Abas manages to make contact to Khartoum while being in jail. His friend takes care that the saved money gets to the right places. Abas is released and makes his way to Tripoli. Because he is scared of the police he goes into hiding. Smugglers organize a seat on a fishing cutter. In panic to overturn due to the any moving 300 humans almost motionless sit nearly the whole day in the “nut shell”. Finally! The helicopters pilot calls for help. The refugees are taken on board of a life boat. At the end of June 2015 the boat anchors at the Italian coast.
The next morning the new arrivals shall be registered at a reception camp in Rome but Abas does not want to leave his finger prints with the Italian authorities. He has heard of many refugees ending up in homelessness and without the option to find a job. That night he flees from the reception camp with a group of Eritreans and reaches Rome Central Station. Without any money he boards a train to Milan. Train guards multiple times expel him from the train. Abas gets off the respective train and boards the next one – again and again – until he finally reaches Milan. Helpers donate clothes and food.
July 2015. Hidden in the toilettes Abas travels to Munich by train. Again he his taken to a reception camp and is moved to Fuchstal-Leeder shortly after his arrival. Abas speaks a little English. He helps the volunteers with translations and begins to study German.
January 21st 2016. Hearing at the Federal Office for Refugees and Migration.

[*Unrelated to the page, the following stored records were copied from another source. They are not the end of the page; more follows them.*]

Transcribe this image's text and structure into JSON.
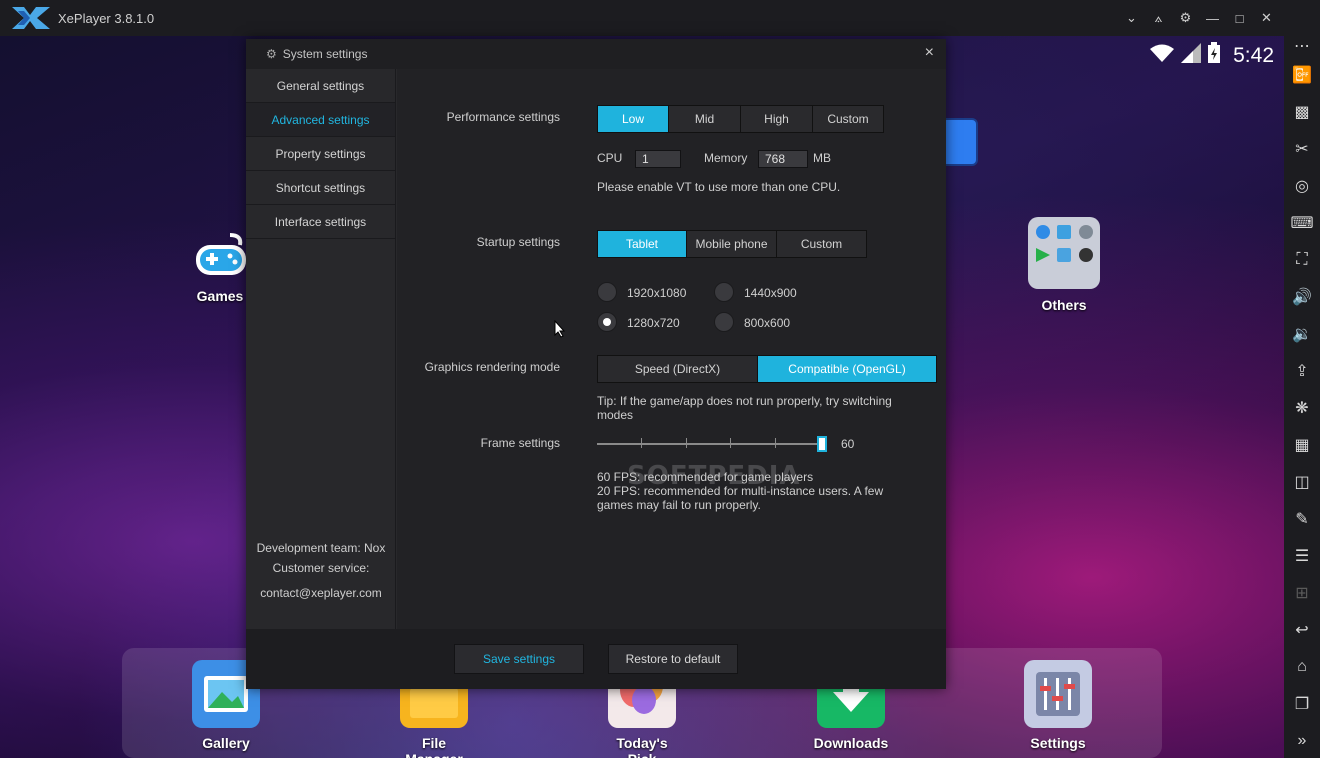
{
  "window": {
    "title": "XePlayer 3.8.1.0",
    "controls": [
      "chevron-down-icon",
      "pin-icon",
      "gear-icon",
      "minimize-icon",
      "maximize-icon",
      "close-icon"
    ]
  },
  "android": {
    "clock": "5:42",
    "desktop_icons": [
      {
        "label": "Games",
        "icon": "gamepad-icon"
      },
      {
        "label": "Others",
        "icon": "folder-icon"
      }
    ],
    "dock": [
      {
        "label": "Gallery",
        "icon": "gallery-icon"
      },
      {
        "label": "File Manager",
        "icon": "file-manager-icon"
      },
      {
        "label": "Today's Pick",
        "icon": "balloons-icon"
      },
      {
        "label": "Downloads",
        "icon": "download-icon"
      },
      {
        "label": "Settings",
        "icon": "settings-icon"
      }
    ]
  },
  "dialog": {
    "title": "System settings",
    "nav": [
      {
        "label": "General settings"
      },
      {
        "label": "Advanced settings"
      },
      {
        "label": "Property settings"
      },
      {
        "label": "Shortcut settings"
      },
      {
        "label": "Interface settings"
      }
    ],
    "footer_info": {
      "team": "Development team: Nox",
      "service": "Customer service:",
      "email": "contact@xeplayer.com"
    },
    "performance": {
      "label": "Performance settings",
      "options": [
        "Low",
        "Mid",
        "High",
        "Custom"
      ],
      "selected": "Low",
      "cpu_label": "CPU",
      "cpu_value": "1",
      "memory_label": "Memory",
      "memory_value": "768",
      "memory_unit": "MB",
      "note": "Please enable VT to use more than one CPU."
    },
    "startup": {
      "label": "Startup settings",
      "options": [
        "Tablet",
        "Mobile phone",
        "Custom"
      ],
      "selected": "Tablet",
      "resolutions": [
        "1920x1080",
        "1440x900",
        "1280x720",
        "800x600"
      ],
      "selected_resolution": "1280x720"
    },
    "graphics": {
      "label": "Graphics rendering mode",
      "options": [
        "Speed (DirectX)",
        "Compatible (OpenGL)"
      ],
      "selected": "Compatible (OpenGL)",
      "tip_line1": "Tip: If the game/app does not run properly, try switching",
      "tip_line2": "modes"
    },
    "frame": {
      "label": "Frame settings",
      "value": "60",
      "note1": "60 FPS: recommended for game players",
      "note2": "20 FPS: recommended for multi-instance users. A few",
      "note3": "games may fail to run properly."
    },
    "buttons": {
      "save": "Save settings",
      "restore": "Restore to default"
    },
    "watermark": "SOFTPEDIA"
  },
  "colors": {
    "accent": "#1fb3dd",
    "dialog_bg": "#28282b",
    "titlebar_bg": "#1c1c20"
  }
}
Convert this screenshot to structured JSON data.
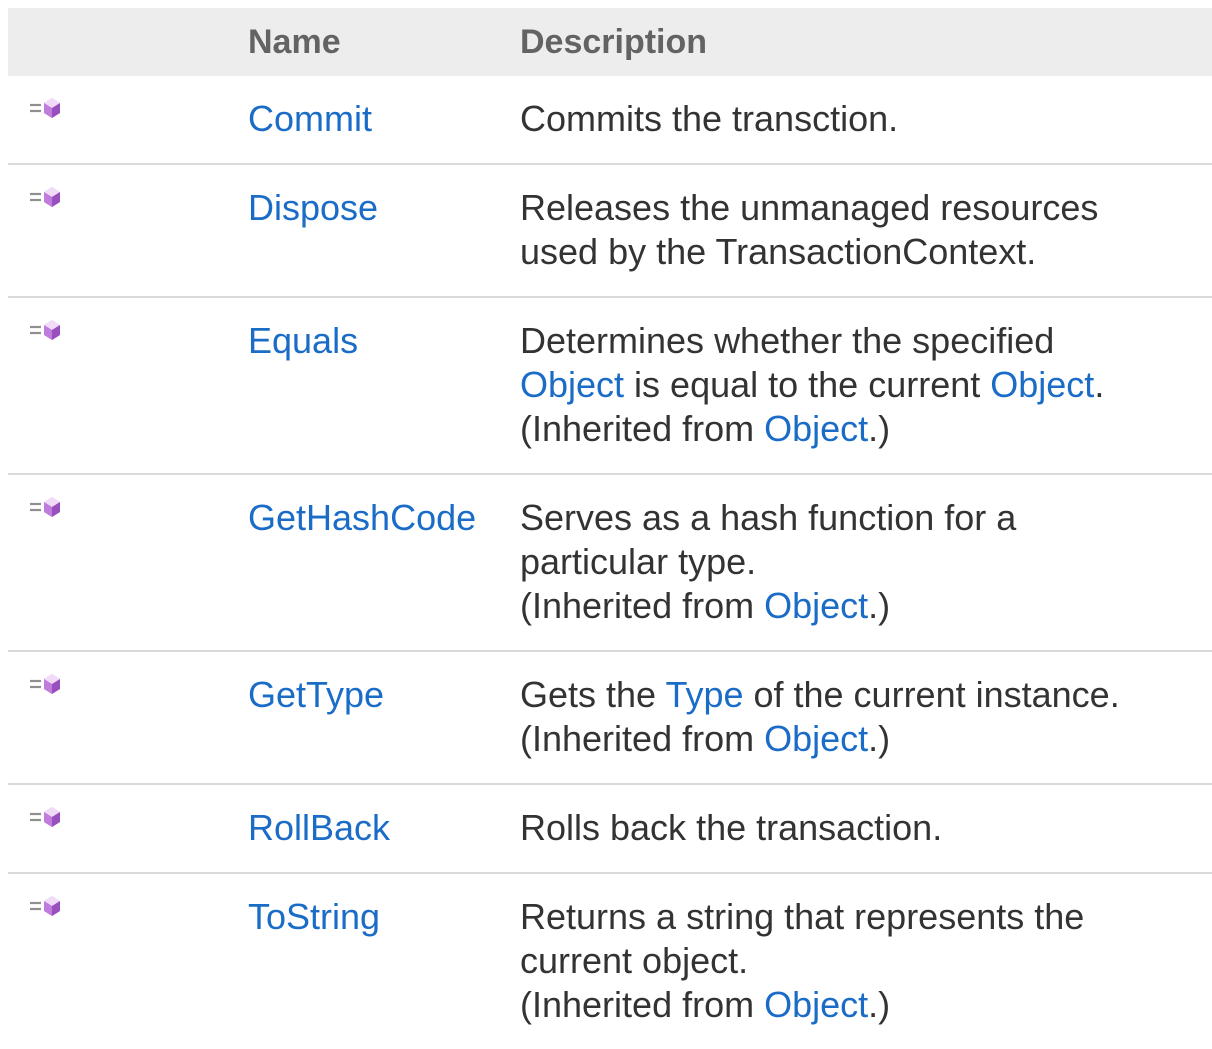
{
  "table": {
    "headers": {
      "icon": "",
      "name": "Name",
      "description": "Description"
    },
    "rows": [
      {
        "icon": "public-method-icon",
        "name": "Commit",
        "desc": [
          "Commits the transction."
        ]
      },
      {
        "icon": "public-method-icon",
        "name": "Dispose",
        "desc": [
          "Releases the unmanaged resources",
          "used by the TransactionContext."
        ]
      },
      {
        "icon": "public-method-icon",
        "name": "Equals",
        "desc_line1": "Determines whether the specified",
        "desc_line2": {
          "link1": "Object",
          "mid": " is equal to the current ",
          "link2": "Object",
          "end": "."
        },
        "inherited": {
          "prefix": "(Inherited from ",
          "link": "Object",
          "suffix": ".)"
        }
      },
      {
        "icon": "public-method-icon",
        "name": "GetHashCode",
        "desc": [
          "Serves as a hash function for a",
          "particular type."
        ],
        "inherited": {
          "prefix": "(Inherited from ",
          "link": "Object",
          "suffix": ".)"
        }
      },
      {
        "icon": "public-method-icon",
        "name": "GetType",
        "desc_line1": {
          "prefix": "Gets the ",
          "link": "Type",
          "suffix": " of the current instance."
        },
        "inherited": {
          "prefix": "(Inherited from ",
          "link": "Object",
          "suffix": ".)"
        }
      },
      {
        "icon": "public-method-icon",
        "name": "RollBack",
        "desc": [
          "Rolls back the transaction."
        ]
      },
      {
        "icon": "public-method-icon",
        "name": "ToString",
        "desc": [
          "Returns a string that represents the",
          "current object."
        ],
        "inherited": {
          "prefix": "(Inherited from ",
          "link": "Object",
          "suffix": ".)"
        }
      }
    ]
  },
  "colors": {
    "link": "#1a6cc7",
    "header_bg": "#ededed",
    "header_text": "#636363",
    "row_divider": "#d9d9d9"
  }
}
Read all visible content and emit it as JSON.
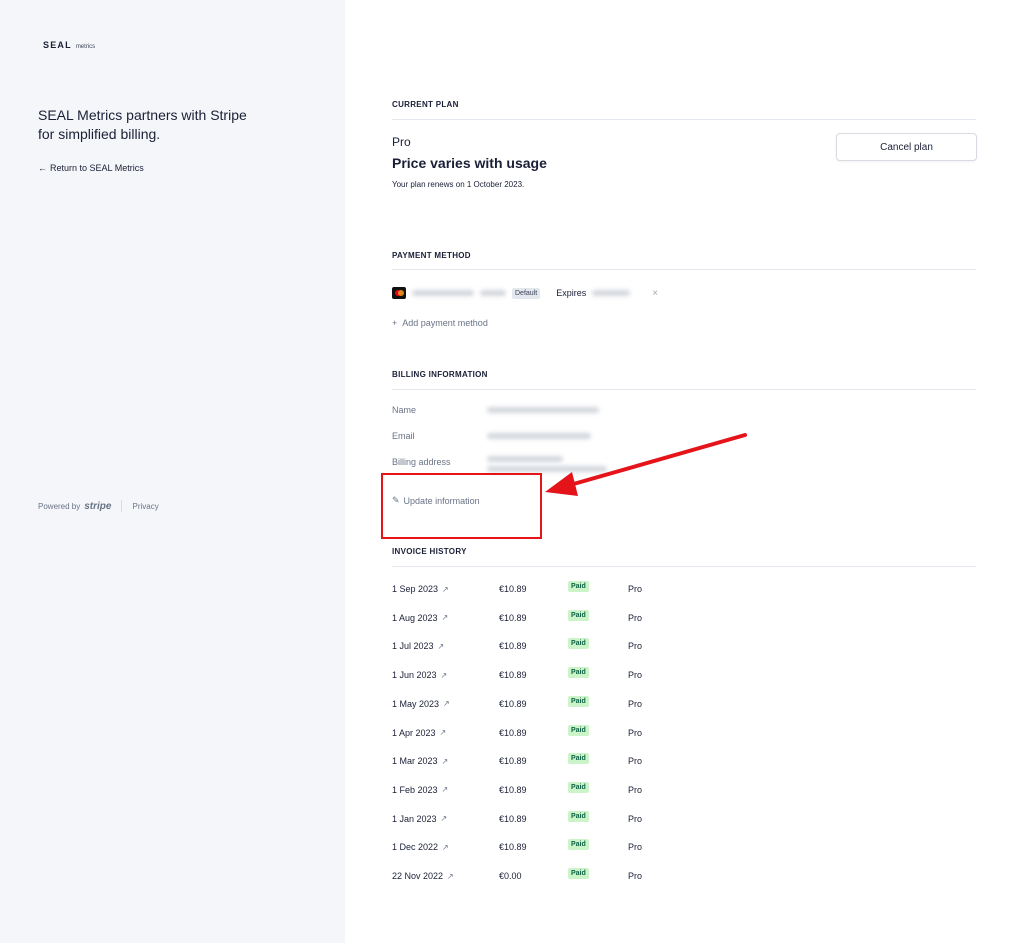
{
  "brand": {
    "logo_main": "SEAL",
    "logo_sub": "metrics"
  },
  "left": {
    "headline": "SEAL Metrics partners with Stripe for simplified billing.",
    "return_link": "Return to SEAL Metrics",
    "powered_by": "Powered by",
    "stripe": "stripe",
    "privacy": "Privacy"
  },
  "current_plan": {
    "section_title": "CURRENT PLAN",
    "name": "Pro",
    "price": "Price varies with usage",
    "renews": "Your plan renews on 1 October 2023.",
    "cancel_label": "Cancel plan"
  },
  "payment_method": {
    "section_title": "PAYMENT METHOD",
    "default_badge": "Default",
    "expires_label": "Expires",
    "remove_icon": "×",
    "add_label": "Add payment method"
  },
  "billing_info": {
    "section_title": "BILLING INFORMATION",
    "name_label": "Name",
    "email_label": "Email",
    "address_label": "Billing address",
    "update_label": "Update information"
  },
  "invoice_history": {
    "section_title": "INVOICE HISTORY",
    "rows": [
      {
        "date": "1 Sep 2023",
        "amount": "€10.89",
        "status": "Paid",
        "plan": "Pro"
      },
      {
        "date": "1 Aug 2023",
        "amount": "€10.89",
        "status": "Paid",
        "plan": "Pro"
      },
      {
        "date": "1 Jul 2023",
        "amount": "€10.89",
        "status": "Paid",
        "plan": "Pro"
      },
      {
        "date": "1 Jun 2023",
        "amount": "€10.89",
        "status": "Paid",
        "plan": "Pro"
      },
      {
        "date": "1 May 2023",
        "amount": "€10.89",
        "status": "Paid",
        "plan": "Pro"
      },
      {
        "date": "1 Apr 2023",
        "amount": "€10.89",
        "status": "Paid",
        "plan": "Pro"
      },
      {
        "date": "1 Mar 2023",
        "amount": "€10.89",
        "status": "Paid",
        "plan": "Pro"
      },
      {
        "date": "1 Feb 2023",
        "amount": "€10.89",
        "status": "Paid",
        "plan": "Pro"
      },
      {
        "date": "1 Jan 2023",
        "amount": "€10.89",
        "status": "Paid",
        "plan": "Pro"
      },
      {
        "date": "1 Dec 2022",
        "amount": "€10.89",
        "status": "Paid",
        "plan": "Pro"
      },
      {
        "date": "22 Nov 2022",
        "amount": "€0.00",
        "status": "Paid",
        "plan": "Pro"
      }
    ]
  },
  "colors": {
    "annotation": "#e5141b",
    "paid_bg": "#cbf4c9",
    "paid_text": "#0e6245",
    "left_bg": "#f5f6f9"
  },
  "icons": {
    "back": "arrow-left-icon",
    "plus": "plus-icon",
    "edit": "pencil-icon",
    "external": "external-link-icon",
    "card": "mastercard-icon"
  }
}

In the scope of my volunteer work I accompany Abas. He is terribly nervous. The interpreter is hostile and imprecise. Abas overcomes his fear and describes the horrors of his imprisonment in Libya. The interpreter translates: “He was in jail for five months.” I interrupt. The clerk reprimands the interpreter. Despite the fact Abas composes himself and repeats his story as good as he is able to in English the report later will read: „… he was in jail for five months.“
March 14th 2016. Abas has an appointment in order to take a language exam. We are waiting – for hours. Suddenly a hectic voice: All the persons present shall immediately leave the building!
A police van pulls up in front of the building. Armed police officers storm up the stairs. There has been a conflict on the upper floor. Frightened and appalled people run from the building. There was utter chaos. Abas and myself stay in the lobby. Abas refuses to leave the building. He needs a certification that he has been there to attend his language exam. Without such certification he fears he will be expelled from school. After half an hour an employee comes to talk to us. Finally after an hour we receive a stamped certification. It reads the blameless cancelled appointment will be caught up on. But Abas awaits a follow invitation by the authorities vainly for more than one year.
“Turn to the sun leave the shadows behind you”, is an Eritrean saying. Abas tries hard to exactly do so and he does it properly. He studies and speaks German, attends school and will soon graduate. He has a signed indenture for an apprenticeship for the job of his dreams – which is to become a cook – in his pocket. In his spare time he sings in a band and plays soccer at the local soccer club.
April 2017. Instead of an invitation for a hearing Abas receives the notice of rejection. Whether it is arbitrariness, incompetence, ignorance, indifference or all of it together – none of this should and may be the basis for a decision over a humans destiny, if even life and death!